NEW YORK (Reuters) - The U.S. Federal Reserve’s tricky strategy of communicating its policy intentions needs improvement because it focuses public attention too much on short-term economic data, a top Fed official said on Friday.
Cleveland Fed President Loretta Mester, who sits on the central bank’s communications committee, said the repeated message from the Fed that rate hikes are “data dependent” fails to accurately portray that such decisions are actually based on medium-term economic forecasts.
“Our policy communications could benefit from further enhancements,” Mester, a hawkish official who has a vote on policy this year, said at a Shadow Open Market Committee meeting. “Uncertainty is the norm, not the exception.”

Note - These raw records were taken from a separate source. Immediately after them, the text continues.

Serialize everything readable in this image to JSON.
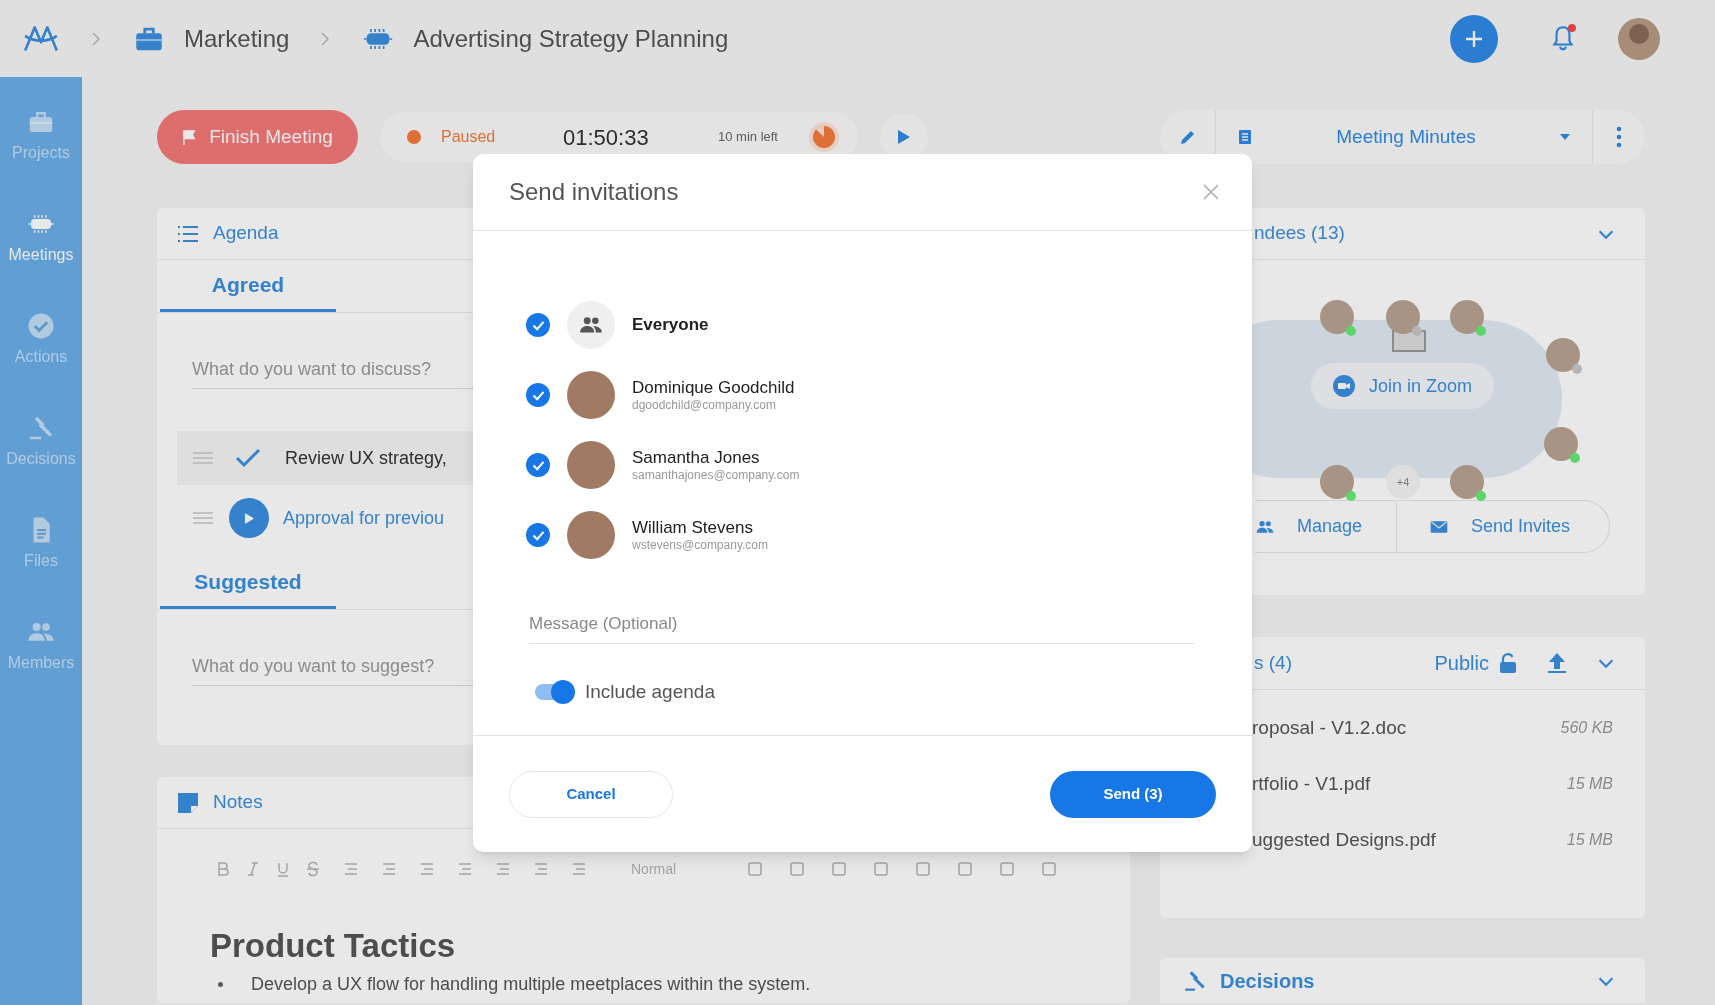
{
  "breadcrumb": [
    {
      "label": "Marketing",
      "kind": "project"
    },
    {
      "label": "Advertising Strategy Planning",
      "kind": "meeting"
    }
  ],
  "header": {
    "unread_notifications": true
  },
  "sidebar": {
    "items": [
      {
        "label": "Projects",
        "kind": "project",
        "selected": false
      },
      {
        "label": "Meetings",
        "kind": "meeting",
        "selected": true
      },
      {
        "label": "Actions",
        "kind": "action",
        "selected": false
      },
      {
        "label": "Decisions",
        "kind": "decision",
        "selected": false
      },
      {
        "label": "Files",
        "kind": "file",
        "selected": false
      },
      {
        "label": "Members",
        "kind": "member",
        "selected": false
      }
    ]
  },
  "meeting_bar": {
    "finish_button": "Finish Meeting",
    "status": "Paused",
    "elapsed": "01:50:33",
    "remaining": "10 min left"
  },
  "view_select": {
    "value": "Meeting Minutes"
  },
  "agenda": {
    "title": "Agenda",
    "sections": [
      {
        "tab": "Agreed",
        "placeholder": "What do you want to discuss?",
        "items": [
          {
            "text": "Review UX strategy,",
            "kind": "done"
          },
          {
            "text": "Approval for previou",
            "kind": "current"
          }
        ]
      },
      {
        "tab": "Suggested",
        "placeholder": "What do you want to suggest?"
      }
    ]
  },
  "notes": {
    "title": "Notes",
    "style_select": "Normal",
    "heading": "Product Tactics",
    "bullets": [
      "Develop a UX flow for handling multiple meetplaces within the system."
    ]
  },
  "attendees": {
    "title": "ndees (13)",
    "join_button": "Join in Zoom",
    "overflow": "+4",
    "seats": [
      {
        "color": "#5cd66a"
      },
      {
        "color": "#b5b5b5"
      },
      {
        "color": "#5cd66a"
      },
      {
        "color": "#b5b5b5"
      },
      {
        "color": "#5cd66a"
      },
      {
        "color": "#5cd66a"
      },
      {
        "color": "#5cd66a"
      }
    ],
    "actions": [
      {
        "label": "Manage",
        "kind": "manage"
      },
      {
        "label": "Send Invites",
        "kind": "invite"
      }
    ]
  },
  "files": {
    "title": "s (4)",
    "visibility": "Public",
    "items": [
      {
        "name": "roposal - V1.2.doc",
        "size": "560 KB"
      },
      {
        "name": "rtfolio - V1.pdf",
        "size": "15 MB"
      },
      {
        "name": "uggested Designs.pdf",
        "size": "15 MB"
      }
    ]
  },
  "decisions": {
    "title": "Decisions"
  },
  "dialog": {
    "title": "Send invitations",
    "recipients": [
      {
        "name": "Everyone",
        "kind": "group",
        "checked": true
      },
      {
        "name": "Dominique Goodchild",
        "email": "dgoodchild@company.com",
        "kind": "person",
        "checked": true
      },
      {
        "name": "Samantha Jones",
        "email": "samanthajones@company.com",
        "kind": "person",
        "checked": true
      },
      {
        "name": "William Stevens",
        "email": "wstevens@company.com",
        "kind": "person",
        "checked": true
      }
    ],
    "message": {
      "placeholder": "Message (Optional)"
    },
    "include_agenda": {
      "label": "Include agenda",
      "on": true
    },
    "cancel": "Cancel",
    "send": "Send (3)"
  }
}
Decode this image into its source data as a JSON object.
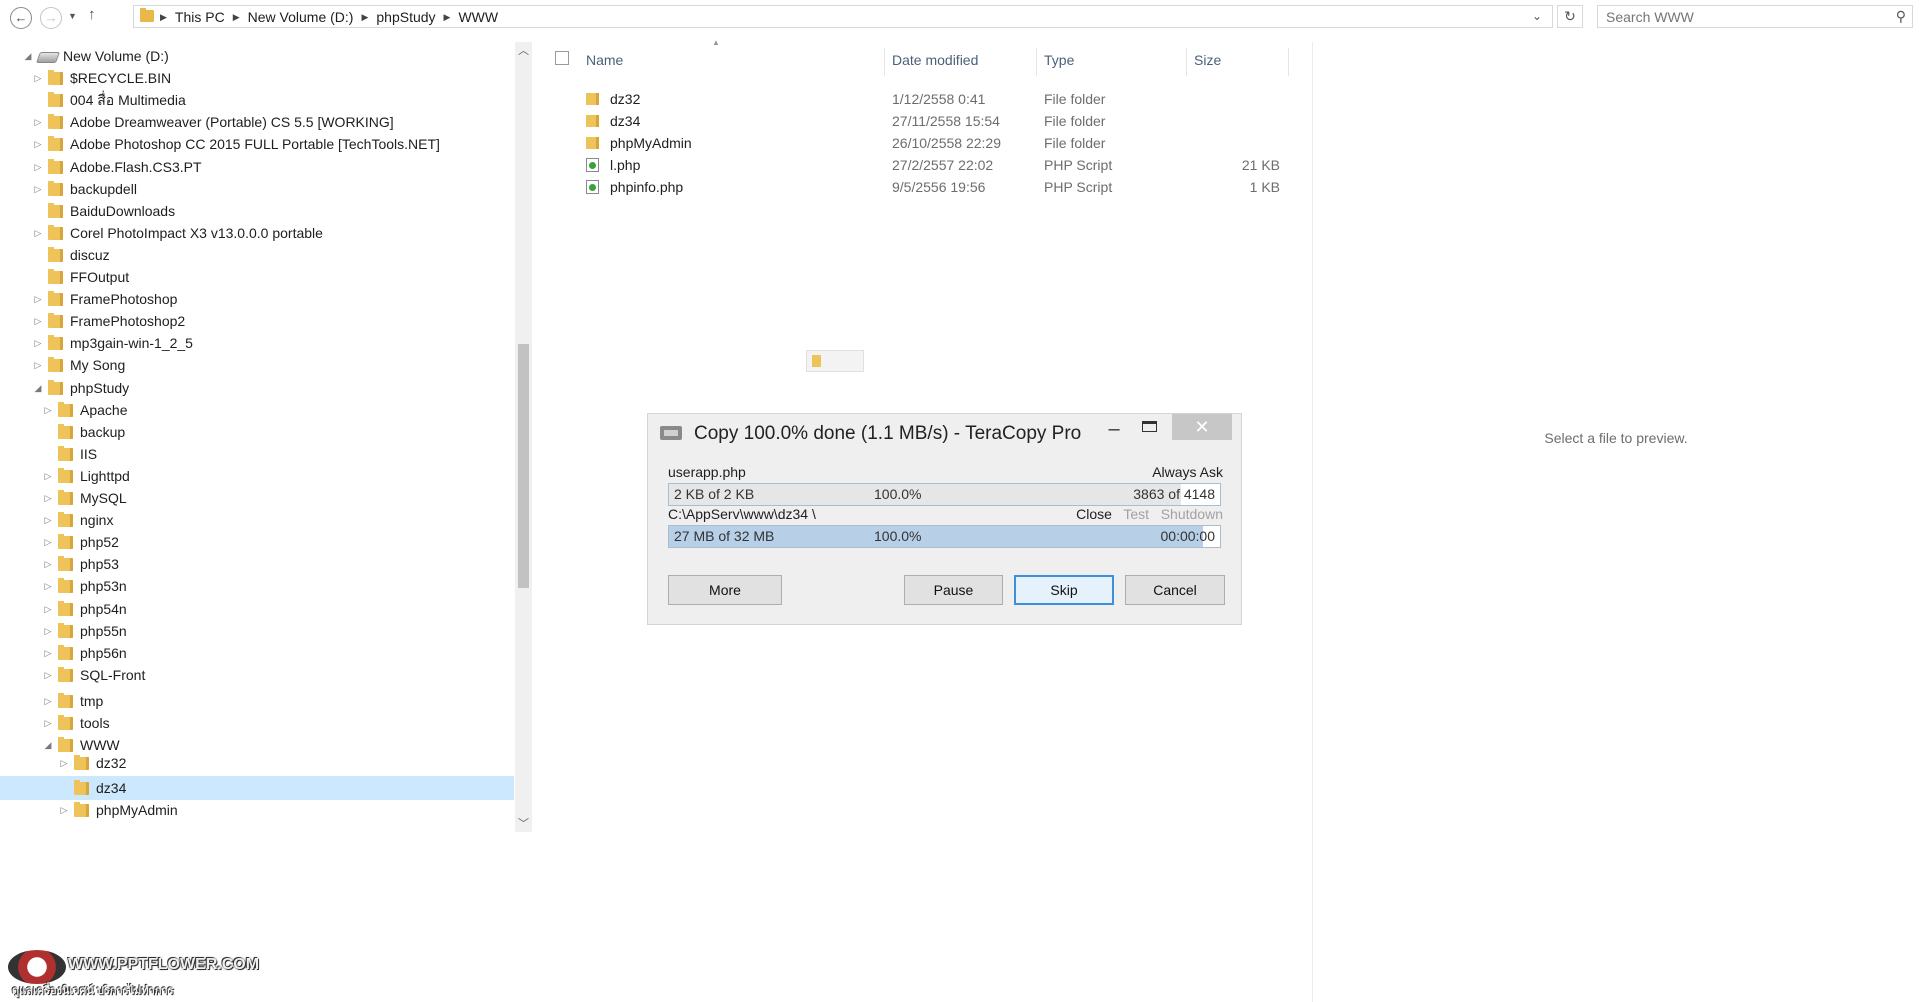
{
  "address_bar": {
    "crumbs": [
      "This PC",
      "New Volume (D:)",
      "phpStudy",
      "WWW"
    ],
    "search_placeholder": "Search WWW"
  },
  "nav_tree": {
    "items": [
      {
        "label": "New Volume (D:)",
        "level": 0,
        "state": "expanded",
        "icon": "drive-icon"
      },
      {
        "label": "$RECYCLE.BIN",
        "level": 1,
        "state": "collapsed"
      },
      {
        "label": "004 สื่อ Multimedia",
        "level": 1,
        "state": "none"
      },
      {
        "label": "Adobe Dreamweaver (Portable) CS 5.5 [WORKING]",
        "level": 1,
        "state": "collapsed"
      },
      {
        "label": "Adobe Photoshop CC 2015 FULL Portable [TechTools.NET]",
        "level": 1,
        "state": "collapsed"
      },
      {
        "label": "Adobe.Flash.CS3.PT",
        "level": 1,
        "state": "collapsed"
      },
      {
        "label": "backupdell",
        "level": 1,
        "state": "collapsed"
      },
      {
        "label": "BaiduDownloads",
        "level": 1,
        "state": "none"
      },
      {
        "label": "Corel PhotoImpact X3 v13.0.0.0 portable",
        "level": 1,
        "state": "collapsed"
      },
      {
        "label": "discuz",
        "level": 1,
        "state": "none"
      },
      {
        "label": "FFOutput",
        "level": 1,
        "state": "none"
      },
      {
        "label": "FramePhotoshop",
        "level": 1,
        "state": "collapsed"
      },
      {
        "label": "FramePhotoshop2",
        "level": 1,
        "state": "collapsed"
      },
      {
        "label": "mp3gain-win-1_2_5",
        "level": 1,
        "state": "collapsed"
      },
      {
        "label": "My Song",
        "level": 1,
        "state": "collapsed"
      },
      {
        "label": "phpStudy",
        "level": 1,
        "state": "expanded"
      },
      {
        "label": "Apache",
        "level": 2,
        "state": "collapsed"
      },
      {
        "label": "backup",
        "level": 2,
        "state": "none"
      },
      {
        "label": "IIS",
        "level": 2,
        "state": "none"
      },
      {
        "label": "Lighttpd",
        "level": 2,
        "state": "collapsed"
      },
      {
        "label": "MySQL",
        "level": 2,
        "state": "collapsed"
      },
      {
        "label": "nginx",
        "level": 2,
        "state": "collapsed"
      },
      {
        "label": "php52",
        "level": 2,
        "state": "collapsed"
      },
      {
        "label": "php53",
        "level": 2,
        "state": "collapsed"
      },
      {
        "label": "php53n",
        "level": 2,
        "state": "collapsed"
      },
      {
        "label": "php54n",
        "level": 2,
        "state": "collapsed"
      },
      {
        "label": "php55n",
        "level": 2,
        "state": "collapsed"
      },
      {
        "label": "php56n",
        "level": 2,
        "state": "collapsed"
      },
      {
        "label": "SQL-Front",
        "level": 2,
        "state": "collapsed"
      },
      {
        "label": "tmp",
        "level": 2,
        "state": "collapsed"
      },
      {
        "label": "tools",
        "level": 2,
        "state": "collapsed"
      },
      {
        "label": "WWW",
        "level": 2,
        "state": "expanded"
      },
      {
        "label": "dz32",
        "level": 3,
        "state": "collapsed"
      },
      {
        "label": "dz34",
        "level": 3,
        "state": "none",
        "selected": true
      },
      {
        "label": "phpMyAdmin",
        "level": 3,
        "state": "collapsed"
      }
    ]
  },
  "file_list": {
    "columns": {
      "name": "Name",
      "date": "Date modified",
      "type": "Type",
      "size": "Size"
    },
    "rows": [
      {
        "name": "dz32",
        "date": "1/12/2558 0:41",
        "type": "File folder",
        "size": "",
        "icon": "folder-icon"
      },
      {
        "name": "dz34",
        "date": "27/11/2558 15:54",
        "type": "File folder",
        "size": "",
        "icon": "folder-icon"
      },
      {
        "name": "phpMyAdmin",
        "date": "26/10/2558 22:29",
        "type": "File folder",
        "size": "",
        "icon": "folder-icon"
      },
      {
        "name": "l.php",
        "date": "27/2/2557 22:02",
        "type": "PHP Script",
        "size": "21 KB",
        "icon": "php-file-icon"
      },
      {
        "name": "phpinfo.php",
        "date": "9/5/2556 19:56",
        "type": "PHP Script",
        "size": "1 KB",
        "icon": "php-file-icon"
      }
    ]
  },
  "preview": {
    "text": "Select a file to preview."
  },
  "teracopy": {
    "title": "Copy 100.0% done (1.1 MB/s) - TeraCopy Pro",
    "current_file": "userapp.php",
    "overwrite_mode": "Always Ask",
    "file_progress": {
      "left": "2 KB of 2 KB",
      "percent": "100.0%",
      "right": "3863 of 4148",
      "fraction": 0.93
    },
    "target_path": "C:\\AppServ\\www\\dz34 \\",
    "after_options": {
      "close": "Close",
      "test": "Test",
      "shutdown": "Shutdown"
    },
    "total_progress": {
      "left": "27 MB of 32 MB",
      "percent": "100.0%",
      "right": "00:00:00",
      "fraction": 0.97
    },
    "buttons": {
      "more": "More",
      "pause": "Pause",
      "skip": "Skip",
      "cancel": "Cancel"
    },
    "close_glyph": "✕"
  },
  "watermark": {
    "site": "WWW.PPTFLOWER.COM",
    "tagline": "ดูแลเครื่องนิเวศน์ บริการไม่ทำการ"
  },
  "colors": {
    "selection": "#cce8ff",
    "header_text": "#4c607a",
    "progress_blue": "#b7cfe7"
  }
}
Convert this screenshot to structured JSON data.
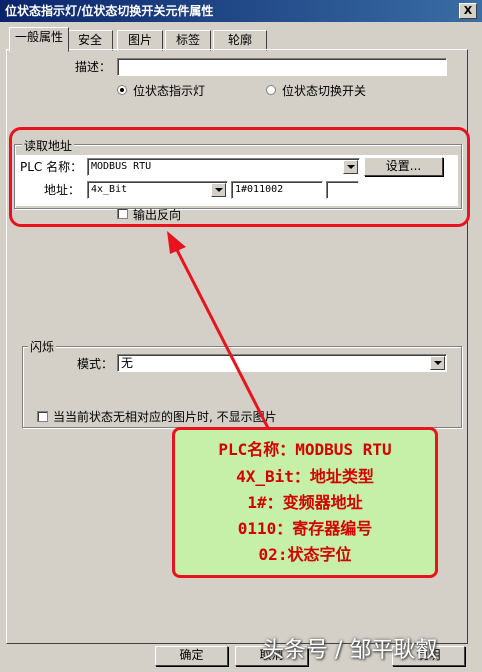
{
  "window": {
    "title": "位状态指示灯/位状态切换开关元件属性",
    "close": "X"
  },
  "tabs": [
    {
      "label": "一般属性"
    },
    {
      "label": "安全"
    },
    {
      "label": "图片"
    },
    {
      "label": "标签"
    },
    {
      "label": "轮廓"
    }
  ],
  "general": {
    "description_label": "描述：",
    "description_value": "",
    "mode_indicator": "位状态指示灯",
    "mode_switch": "位状态切换开关"
  },
  "read_address": {
    "group_label": "读取地址",
    "plc_name_label": "PLC 名称：",
    "plc_name_value": "MODBUS RTU",
    "settings_button": "设置...",
    "address_label": "地址：",
    "address_type_value": "4x_Bit",
    "address_value": "1#011002",
    "address_extra_value": "",
    "invert_output_label": "输出反向"
  },
  "blink": {
    "group_label": "闪烁",
    "mode_label": "模式：",
    "mode_value": "无",
    "no_image_label": "当当前状态无相对应的图片时, 不显示图片"
  },
  "footer": {
    "ok_button": "确定",
    "cancel_button": "取消",
    "help_button": "说明"
  },
  "callout": {
    "lines": [
      "PLC名称：MODBUS RTU",
      "4X_Bit：地址类型",
      "1#：变频器地址",
      "0110：寄存器编号",
      "02:状态字位"
    ]
  },
  "watermark": "头条号 / 邹平耿叡",
  "colors": {
    "annotation_red": "#e8131d",
    "callout_bg": "#c6efa7",
    "titlebar": "#0a246a"
  }
}
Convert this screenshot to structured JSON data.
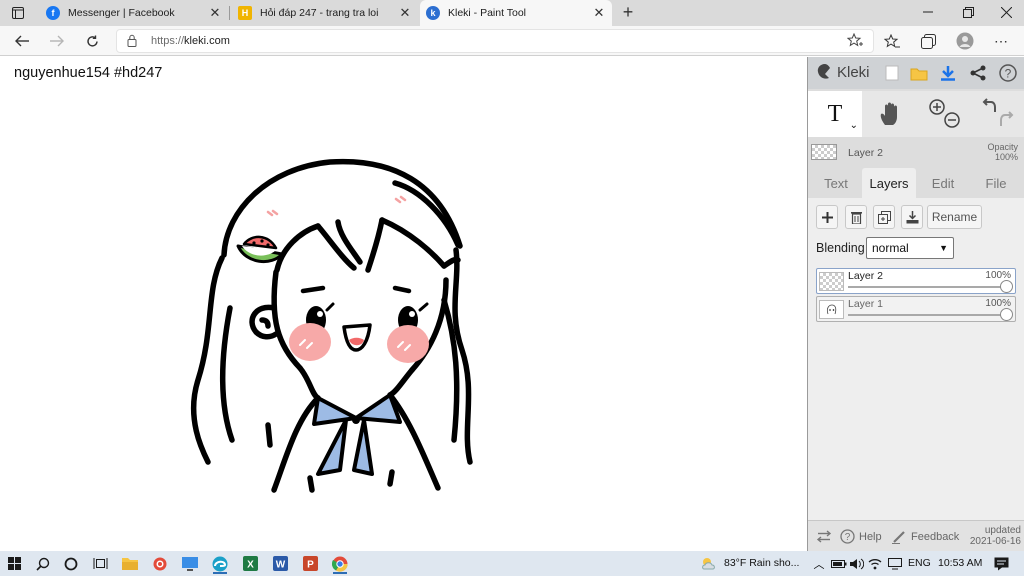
{
  "browser": {
    "tabs": [
      {
        "title": "Messenger | Facebook",
        "icon": "facebook-icon",
        "active": false
      },
      {
        "title": "Hỏi đáp 247 - trang tra loi",
        "icon": "hoidap-icon",
        "active": false
      },
      {
        "title": "Kleki - Paint Tool",
        "icon": "kleki-icon",
        "active": true
      }
    ],
    "url_protocol": "https://",
    "url_host": "kleki.com"
  },
  "canvas": {
    "signature": "nguyenhue154 #hd247"
  },
  "sidebar": {
    "logo_text": "Kleki",
    "current_layer": {
      "name": "Layer 2",
      "opacity_label": "Opacity",
      "opacity_value": "100%"
    },
    "tabs": [
      "Text",
      "Layers",
      "Edit",
      "File"
    ],
    "active_tab": "Layers",
    "rename_label": "Rename",
    "blending_label": "Blending",
    "blending_value": "normal",
    "layers": [
      {
        "name": "Layer 2",
        "opacity": "100%",
        "active": true
      },
      {
        "name": "Layer 1",
        "opacity": "100%",
        "active": false
      }
    ],
    "bottom": {
      "help": "Help",
      "feedback": "Feedback",
      "updated_label": "updated",
      "updated_date": "2021-06-16"
    }
  },
  "taskbar": {
    "weather": "83°F  Rain sho...",
    "language": "ENG",
    "time": "10:53 AM"
  },
  "colors": {
    "accent": "#1a73e8",
    "blush": "#f7a9a8",
    "collar": "#9dbbe5",
    "watermelon_green": "#7ac05a",
    "watermelon_red": "#f26a6a"
  }
}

Specifically, she said the first paragraph of the Federal Open Market Committee’s regular policy statements “tends to concentrate on changes in economic conditions since the last FOMC meeting, which can spur a short-run focus.”
In one example of a statement zeroing in on an individual data sets, the FOMC said in July that: “Job gains were strong in June following weak growth in May...”
Mester, who backs a rate hike, was one of three policymakers to dissent against the Fed’s decision last month to stand pat, a sign that internal divisions are growing. Rates have remained at 0.25-0.5 percent since December, when U.S. policy was tightened for the first time in nearly a decade.
Reporting by Richard Leong; Writing by Jonathan Spicer